Arrow-right Camera

The Spokesman-Review Newspaper The Spokesman-Review

Saturday, December 7, 2019  Spokane, Washington  Est. May 19, 1883
Rain 37° Rain


A&E >  Movies

By avoiding typical showboating, ‘Dark Waters’ doesn’t sink

UPDATED: Wed., Dec. 4, 2019

“Dark Waters” is an effective outrage machine: If you like “Erin Brockovich,” you’ll probably like this, too, although Mark Ruffalo’s schlubby crusader, despite the clunker he drives and his degree from what we’re told is a “no-name” law school, doesn’t have quite the same working-class pizazz that Julia Roberts brought to that 2000 role.
A&E >  Movies

Review: ‘Ford v Ferrari’ takes muscle car madness on a thrill ride

It’s the story of a couple of guys who love cars and live to make them go fast: Carroll Shelby (Matt Damon) and his pal, Ken Miles (Christian Bale). In the mid-’60s, they happen to find themselves the pawns in a war between a behemoth Detroit automaker and a smooth Italian sports car magnate.
A&E >  Movies

A comedy about Nazis that’s actually funny? Yes, but ‘Jojo Rabbit’ also is deadly serious

A sprightly, attractively composed coming-of-age comedy set in World War II Germany, “Jojo Rabbit” is an audacious high-wire act: a satire in which a buffoonish Adolf Hitler delivers some of the funniest moments; a wrenchingly tender portrait of a mother’s love for her son; a lampoon of the most destructive ideological forces that still threaten society; and – perhaps most powerfully – an improbably affecting chronicle of moral evolution.
A&E >  Movies

Review: ‘Doctor Sleep’ can’t escape ‘The Shining’

UPDATED: Thu., Nov. 7, 2019
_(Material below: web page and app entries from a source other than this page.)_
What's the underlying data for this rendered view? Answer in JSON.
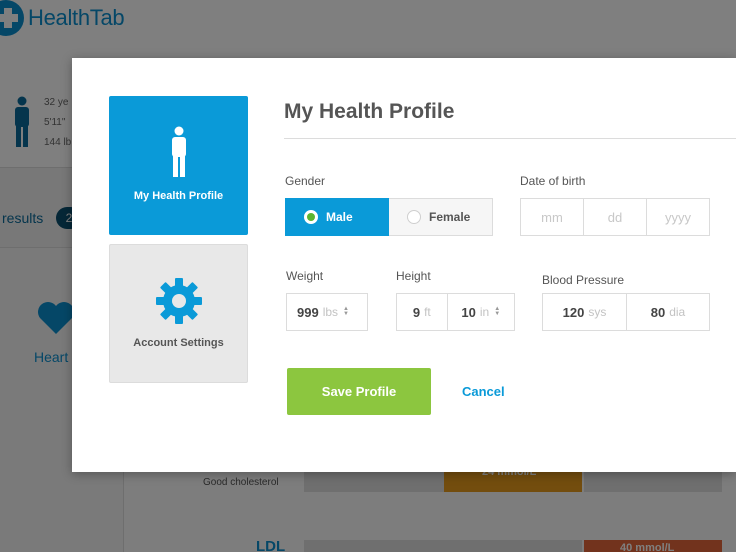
{
  "app": {
    "logo_text": "HealthTab"
  },
  "background": {
    "stats": {
      "age": "32 ye",
      "height": "5'11\"",
      "weight": "144 lb"
    },
    "results_label": "results",
    "results_badge": "2",
    "category_label": "Heart",
    "rows": [
      {
        "label": "Good cholesterol",
        "value": "24 mmol/L"
      },
      {
        "label": "LDL",
        "value": "40 mmol/L"
      }
    ]
  },
  "modal": {
    "tabs": [
      {
        "label": "My Health Profile",
        "icon": "person-icon",
        "active": true
      },
      {
        "label": "Account Settings",
        "icon": "gear-icon",
        "active": false
      }
    ],
    "title": "My Health Profile",
    "gender": {
      "label": "Gender",
      "options": [
        "Male",
        "Female"
      ],
      "selected": "Male"
    },
    "dob": {
      "label": "Date of birth",
      "placeholders": {
        "month": "mm",
        "day": "dd",
        "year": "yyyy"
      }
    },
    "weight": {
      "label": "Weight",
      "value": "999",
      "unit": "lbs"
    },
    "height": {
      "label": "Height",
      "feet": {
        "value": "9",
        "unit": "ft"
      },
      "inches": {
        "value": "10",
        "unit": "in"
      }
    },
    "blood_pressure": {
      "label": "Blood Pressure",
      "systolic": {
        "value": "120",
        "unit": "sys"
      },
      "diastolic": {
        "value": "80",
        "unit": "dia"
      }
    },
    "actions": {
      "save_label": "Save Profile",
      "cancel_label": "Cancel"
    }
  },
  "colors": {
    "brand_blue": "#0a9ad8",
    "save_green": "#8cc63f",
    "radio_green": "#5bb52f",
    "bar_orange": "#e69a1c",
    "bar_red": "#e5663a"
  }
}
What is the hold that “The Shining” has over us culturally? It’s the popularity of Stephen King, indeed, but it also is, specifically, Stanley Kubrick’s 1980 film. The surreal and disturbing imagery, the unforgettable performances and the film’s hypnotic rhythms have woven their way into our collective unconscious and gotten profoundly stuck there.
A&E >  Movies

Review: ‘Last Christmas’ worth giving over your heart

UPDATED: Wed., Nov. 6, 2019

In the past couple of years, it seems we all decided to admit that those made-for-TV holiday movies starring D-list celebs were actually pretty fun to watch. Since then, they’ve only exploded in popularity, drawing more and more stars, the networks expanding their seasonal offerings well into autumn. Christmas movies aren’t just a guilty pleasure anymore – they’re a bona-fide booming mini-industry. While Hollywood studios usually release a family holiday movie or two in the vein of “The Family Stone” or “National Lampoon’s Christmas Vacation” each year, Emma Thompson and Paul Feig’s holiday rom-com “Last Christmas” feels much more in tune with the Hallmark Lifetime approach, just with higher-profile stars and a much bigger music budget.